In this situation, Vanelli suggests offering them support and prompts as a way to ensure they still have some of their independence. "It's important to simplify tasks and allow them to use their skills that remain," Vandelli adds. 

This will look different for everyone, depending on the symptoms they're experiencing. But for some people with Alzheimer's, it can be helpful for their family, friends, or caregiver to draw up a daily plan to suit their needs and interests. Leaving written reminders of mealtimes and bedtime, planning activities they enjoy (such as listening to music or gardening), or laying out clothing for the next day can be helpful, too. 

3. Late stage

The later stages of Alzheimer's can be really difficult for both the person with the disease and those around them. At this stage, they will experience more physical changes, and eventually, this could lead to difficulty swallowing food, so they may therefore need thickened drinks and a modified diet, Vandelli explains. They can also become frail and fatigued. 

At this stage, a person will be very reliant on others to care for them. They may have severe memory loss, struggle to communicate or lose some mobility. The Alzheimer's Society explains it's very common for people in this stage to believe they're living in a different time of their life, behaving in ways that don't make sense to those around them. 

Here they may also get confused, be unable to recognize people close to them, or experience changes in mood. It can be challenging to watch a loved one in this stage, but knowing what to expect may help with understanding their needs and ensuring they have the support they need. 

"As the condition worsens over time, eventually many people need to be looked after round the clock, which is often only possible in residential care," Vandelli says.

See the list of resources below, for more information and support on how to prepare for this time.   

 Is there a treatment for Alzheimer’s? 

There is no cure for Alzheimer's, however, there are treatments that may be used to improve brain function and ease symptoms. 

"A doctor will prescribe medication, for example, donepezil or galantamine. The medications are only effective for a couple of years, so it is best to start taking these medicines as soon as Alzheimer’s is diagnosed, in the early stages," says Vandelli.

“The aim of this treatment is to mitigate the impact of the disease so that symptoms are eased, helping people living with Alzheimer’s disease to manage their daily lives for longer.

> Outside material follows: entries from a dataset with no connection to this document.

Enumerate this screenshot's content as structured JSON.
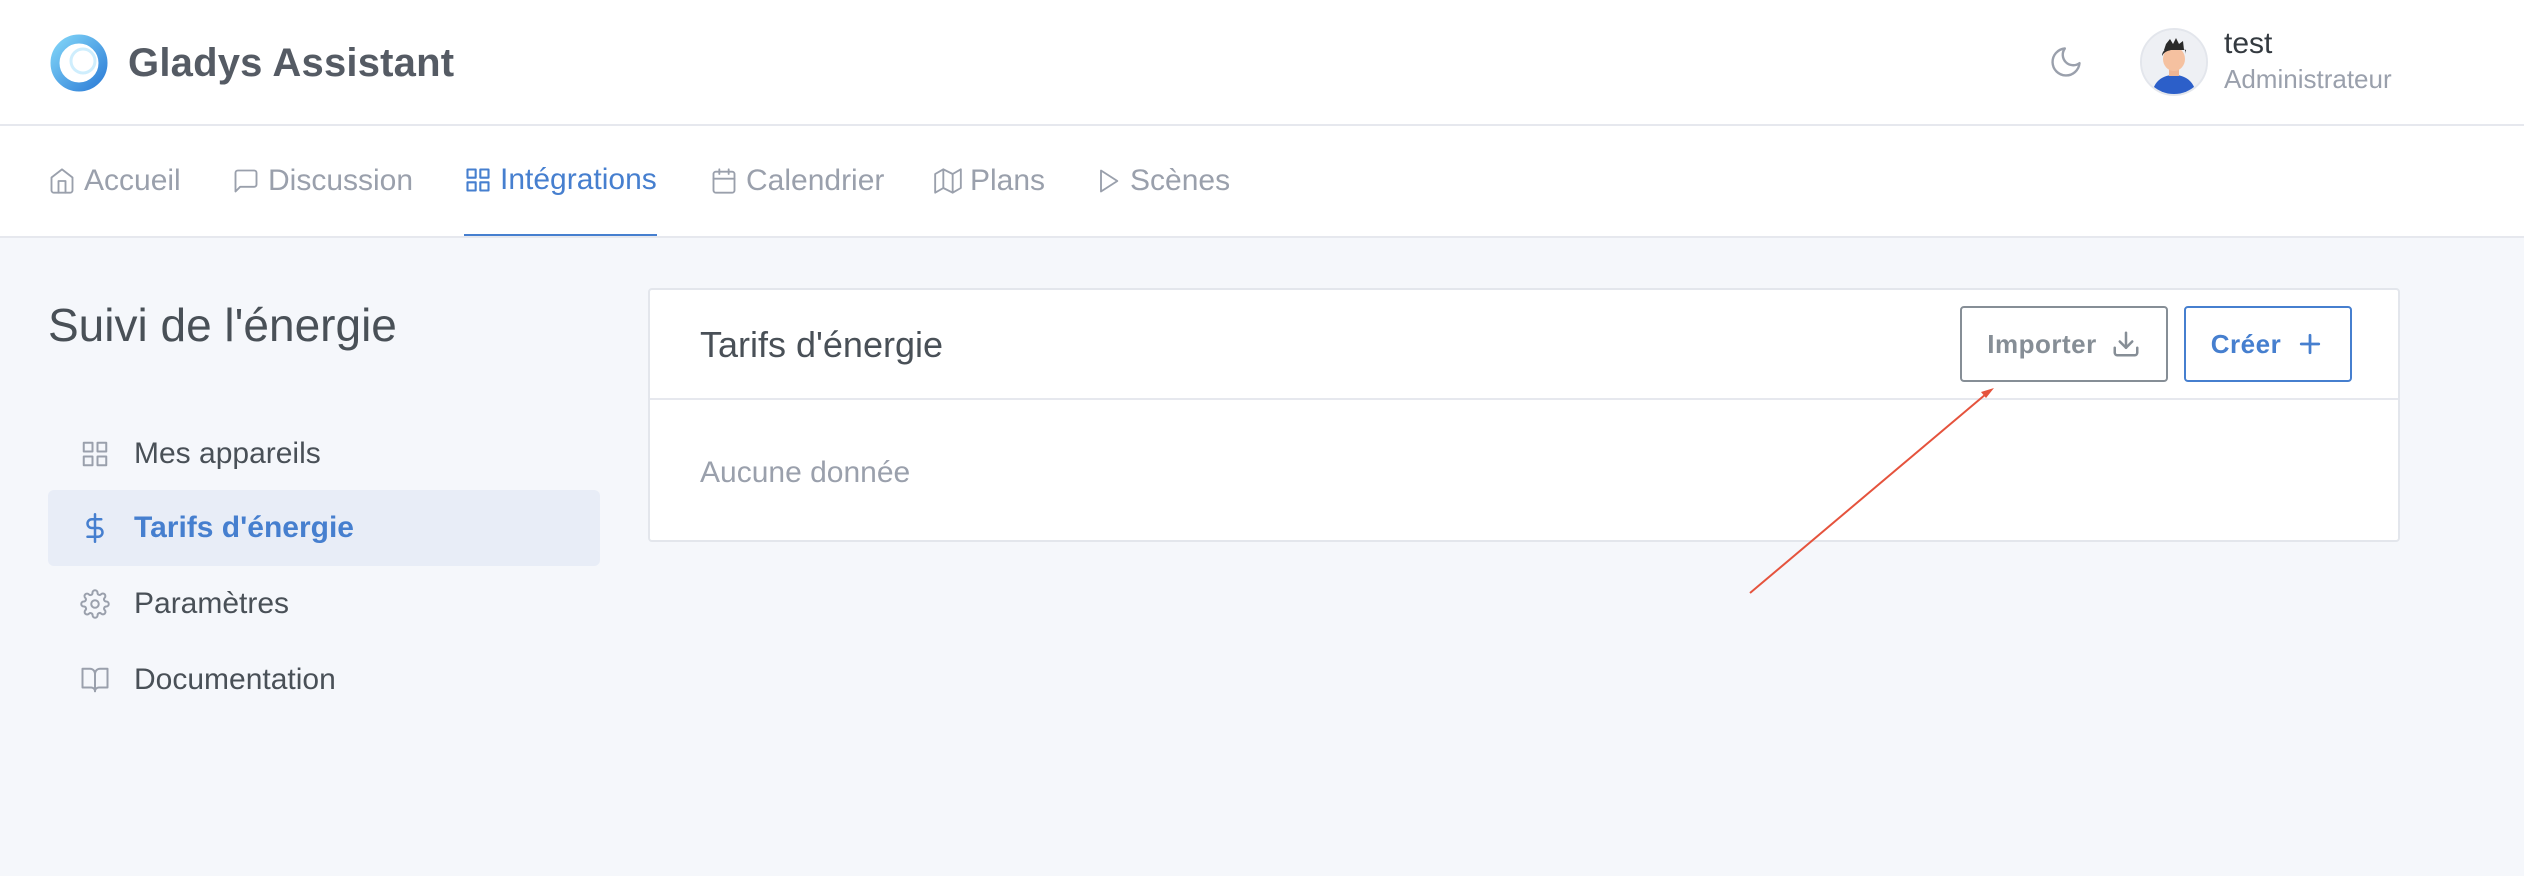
{
  "brand": {
    "name": "Gladys Assistant",
    "logo_icon": "gladys-logo-icon"
  },
  "header": {
    "theme_icon": "moon-icon"
  },
  "user": {
    "name": "test",
    "role": "Administrateur"
  },
  "nav": {
    "tabs": [
      {
        "label": "Accueil",
        "icon": "home-icon"
      },
      {
        "label": "Discussion",
        "icon": "message-square-icon"
      },
      {
        "label": "Intégrations",
        "icon": "grid-icon",
        "active": true
      },
      {
        "label": "Calendrier",
        "icon": "calendar-icon"
      },
      {
        "label": "Plans",
        "icon": "map-icon"
      },
      {
        "label": "Scènes",
        "icon": "play-icon"
      }
    ]
  },
  "sidebar": {
    "title": "Suivi de l'énergie",
    "items": [
      {
        "label": "Mes appareils",
        "icon": "grid-icon"
      },
      {
        "label": "Tarifs d'énergie",
        "icon": "dollar-icon",
        "active": true
      },
      {
        "label": "Paramètres",
        "icon": "gear-icon"
      },
      {
        "label": "Documentation",
        "icon": "book-icon"
      }
    ]
  },
  "main": {
    "card_title": "Tarifs d'énergie",
    "import_label": "Importer",
    "create_label": "Créer",
    "empty_text": "Aucune donnée"
  },
  "colors": {
    "accent": "#467fcf",
    "annotation_arrow": "#e5533d",
    "background": "#f5f7fb"
  }
}
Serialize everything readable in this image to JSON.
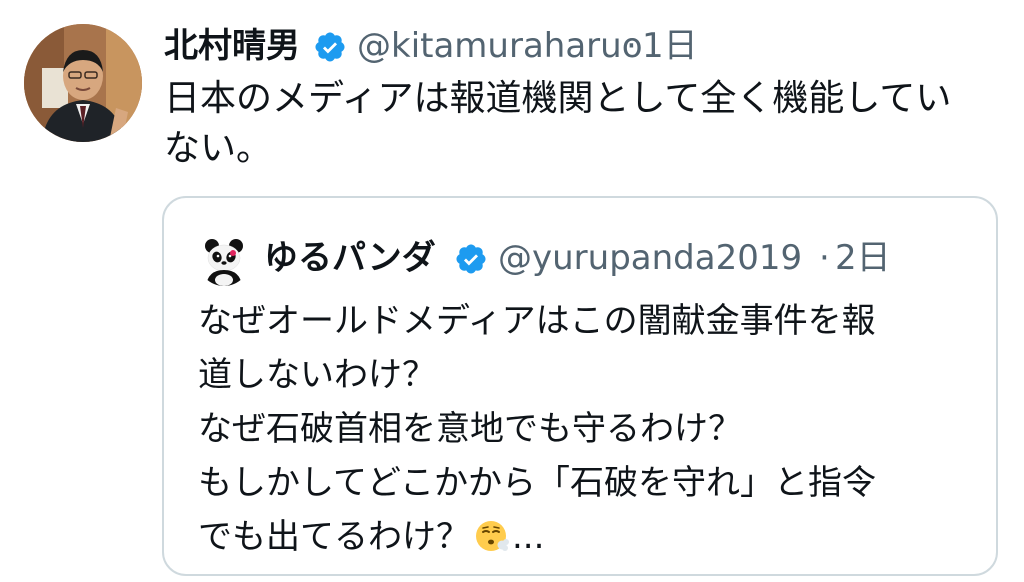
{
  "tweet": {
    "author": {
      "display_name": "北村晴男",
      "handle": "@kitamuraharuo",
      "verified_icon": "verified-badge-icon"
    },
    "separator": "·",
    "time": "1日",
    "more_icon": "more-horizontal-icon",
    "text_lines": [
      "日本のメディアは報道機関として全く機能してい",
      "ない。"
    ]
  },
  "quote": {
    "author": {
      "display_name": "ゆるパンダ",
      "handle": "@yurupanda2019",
      "verified_icon": "verified-badge-icon"
    },
    "separator": "·",
    "time": "2日",
    "text_lines": [
      "なぜオールドメディアはこの闇献金事件を報",
      "道しないわけ？",
      "なぜ石破首相を意地でも守るわけ？",
      "もしかしてどこかから「石破を守れ」と指令"
    ],
    "last_line_prefix": "でも出てるわけ？",
    "last_line_emoji": "face-exhaling-emoji",
    "last_line_suffix": "..."
  },
  "colors": {
    "text": "#0f1419",
    "secondary": "#536471",
    "verified": "#1d9bf0",
    "border": "#cfd9de"
  }
}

Some people may even have an improvement in their memory function."

There are other ways those living with Alzheimer's can ease the impact of the disease. Staying active, doing tasks independently that can be done safely, eating well, and focusing on building good sleeping habits can help a person look after themselves for longer. 

"Keeping mentally stimulated and interacting with others can help to maintain memory and social skills," adds Vandelli. "At earlier stages, talking therapies enable people with dementia to share their feelings, come to terms with their diagnosis, and can help with anxiety and depression. Eating a healthy, balanced diet and keeping hydrated will help, too.”

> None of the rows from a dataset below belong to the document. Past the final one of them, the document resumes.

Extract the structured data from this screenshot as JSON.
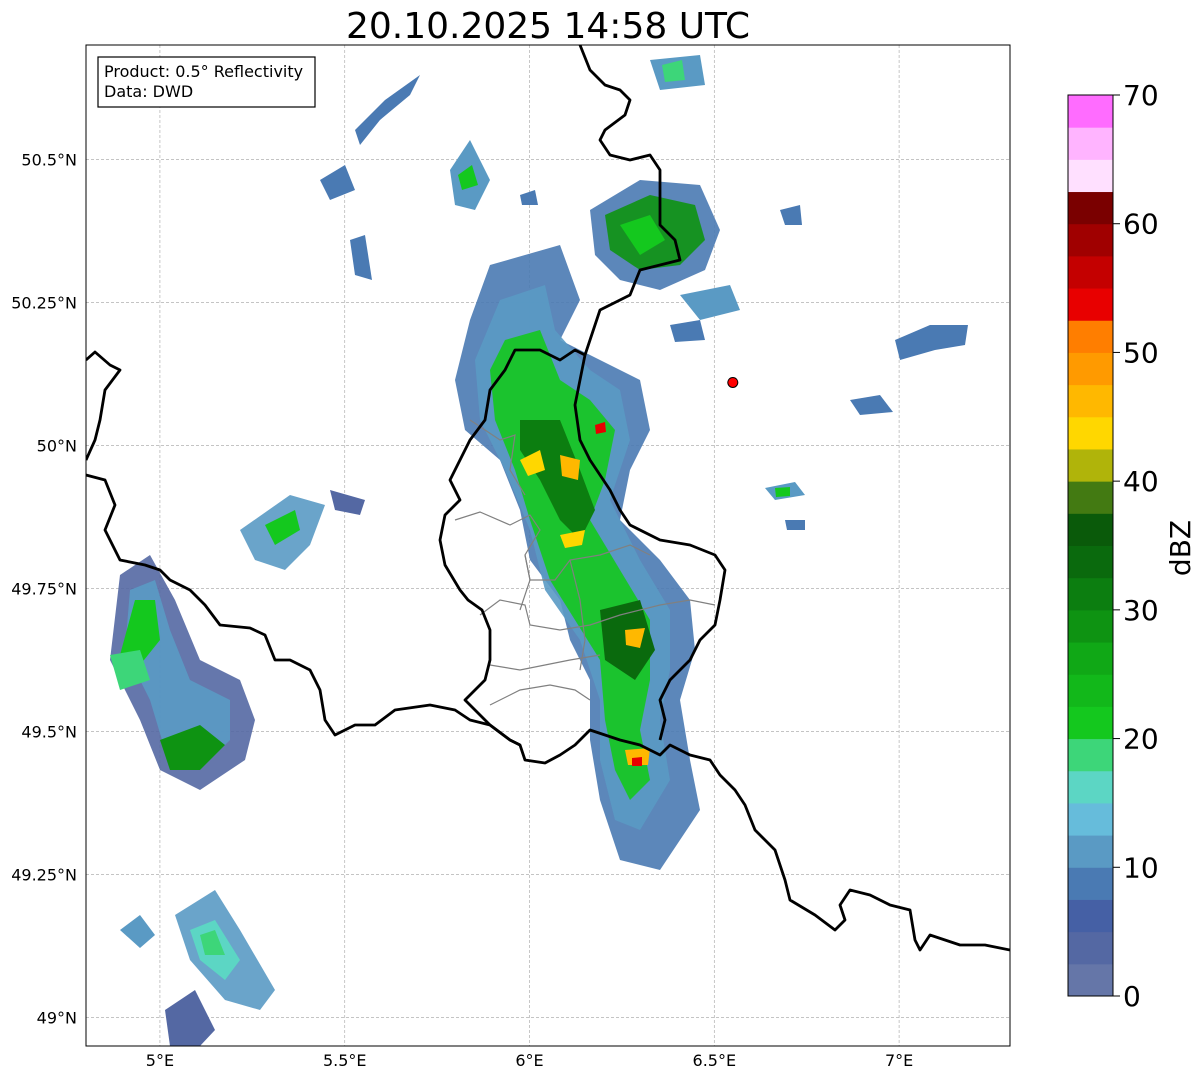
{
  "title": "20.10.2025 14:58 UTC",
  "info_box": {
    "line1": "Product: 0.5° Reflectivity",
    "line2": "Data: DWD"
  },
  "map": {
    "lon_ticks": [
      {
        "value": 5.0,
        "label": "5°E"
      },
      {
        "value": 5.5,
        "label": "5.5°E"
      },
      {
        "value": 6.0,
        "label": "6°E"
      },
      {
        "value": 6.5,
        "label": "6.5°E"
      },
      {
        "value": 7.0,
        "label": "7°E"
      }
    ],
    "lat_ticks": [
      {
        "value": 49.0,
        "label": "49°N"
      },
      {
        "value": 49.25,
        "label": "49.25°N"
      },
      {
        "value": 49.5,
        "label": "49.5°N"
      },
      {
        "value": 49.75,
        "label": "49.75°N"
      },
      {
        "value": 50.0,
        "label": "50°N"
      },
      {
        "value": 50.25,
        "label": "50.25°N"
      },
      {
        "value": 50.5,
        "label": "50.5°N"
      }
    ],
    "extent": {
      "lon_min": 4.8,
      "lon_max": 7.3,
      "lat_min": 48.95,
      "lat_max": 50.7
    },
    "radar_site": {
      "lon": 6.55,
      "lat": 50.11,
      "color": "#ff0000"
    },
    "gridlines": true,
    "border_color": "#000000",
    "district_color": "#808080"
  },
  "colorbar": {
    "label": "dBZ",
    "min": 0,
    "max": 70,
    "step": 2.5,
    "tick_values": [
      0,
      10,
      20,
      30,
      40,
      50,
      60,
      70
    ],
    "tick_labels": [
      "0",
      "10",
      "20",
      "30",
      "40",
      "50",
      "60",
      "70"
    ],
    "colors": [
      "#6576a8",
      "#5468a3",
      "#4560a5",
      "#4a7ab3",
      "#5a9ac4",
      "#66bcdb",
      "#5cd6c4",
      "#3dd679",
      "#14c81e",
      "#12b81a",
      "#10a816",
      "#0e9312",
      "#0c7e10",
      "#0a6a0d",
      "#0a5a0a",
      "#437a12",
      "#b0b40a",
      "#ffd700",
      "#ffb800",
      "#ff9a00",
      "#ff7e00",
      "#e80000",
      "#c40000",
      "#a00000",
      "#7a0000",
      "#ffe0ff",
      "#ffb4ff",
      "#ff6cff",
      "#ea36ea"
    ]
  }
}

Alzheimer's support and resources 

Living with Alzheimer's or looking after someone with the disease can be challenging. But, you're not alone—there are lots of charities and resources out there, supporting those affected by the disease and their loved ones. For more information, visit the below websites: 

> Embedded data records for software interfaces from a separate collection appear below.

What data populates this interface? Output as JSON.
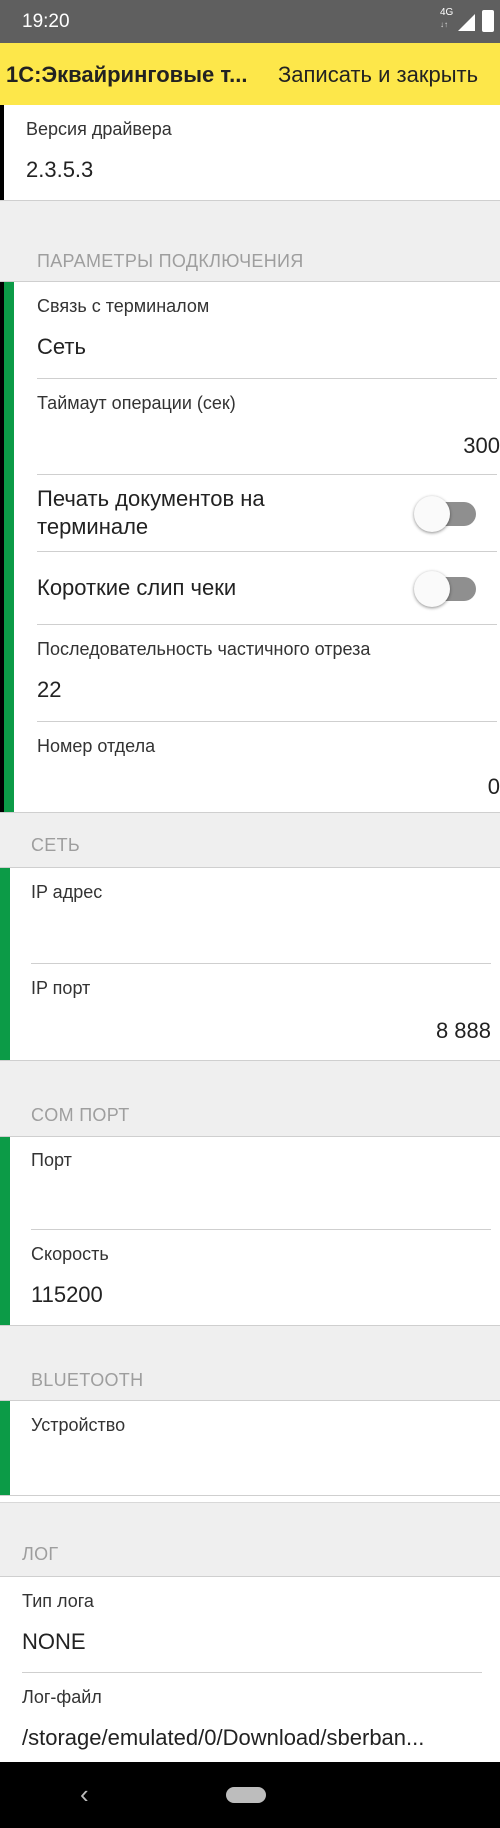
{
  "status_bar": {
    "time": "19:20",
    "network": "4G",
    "network_sub": "↓↑"
  },
  "header": {
    "title": "1С:Эквайринговые т...",
    "save_label": "Записать и закрыть"
  },
  "driver": {
    "label": "Версия драйвера",
    "value": "2.3.5.3"
  },
  "connection": {
    "section_title": "ПАРАМЕТРЫ ПОДКЛЮЧЕНИЯ",
    "link_label": "Связь с терминалом",
    "link_value": "Сеть",
    "timeout_label": "Таймаут операции (сек)",
    "timeout_value": "300",
    "print_docs_label_line1": "Печать документов на",
    "print_docs_label_line2": "терминале",
    "print_docs_on": false,
    "short_slip_label": "Короткие слип чеки",
    "short_slip_on": false,
    "cut_seq_label": "Последовательность частичного отреза",
    "cut_seq_value": "22",
    "dept_label": "Номер отдела",
    "dept_value": "0"
  },
  "network": {
    "section_title": "СЕТЬ",
    "ip_label": "IP адрес",
    "ip_value": "",
    "port_label": "IP порт",
    "port_value": "8 888"
  },
  "com_port": {
    "section_title": "COM ПОРТ",
    "port_label": "Порт",
    "port_value": "",
    "speed_label": "Скорость",
    "speed_value": "115200"
  },
  "bluetooth": {
    "section_title": "BLUETOOTH",
    "device_label": "Устройство",
    "device_value": ""
  },
  "log": {
    "section_title": "ЛОГ",
    "type_label": "Тип лога",
    "type_value": "NONE",
    "file_label": "Лог-файл",
    "file_value": "/storage/emulated/0/Download/sberban..."
  },
  "colors": {
    "header_bg": "#fde74a",
    "accent": "#0c9b47",
    "status_bar": "#5f5f5f"
  }
}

woman&home thanks Fran Vandelli, Dementia Lead at Bupa Care Services for her time and expertise. 

Ciara McGinley

Ciara is the former digital health editor at womanandhome.com and has covered all things health and wellbeing from fitness to sleep to relationships. She's always on the lookout for new health trends, innovative fitness gadgets and must-read wellness books. 

Originally from Ireland, Ciara moved to London to study journalism. After graduation, Ciara started her career at Goodhousekeeping.com. Ciara qualified as a meditation teacher with the British School of Meditation in 2020, and outside of her day-to-day now runs her own meditation school called Finding Quiet. She is all about bettering that mind-body connection but believes wellness looks different to everyone.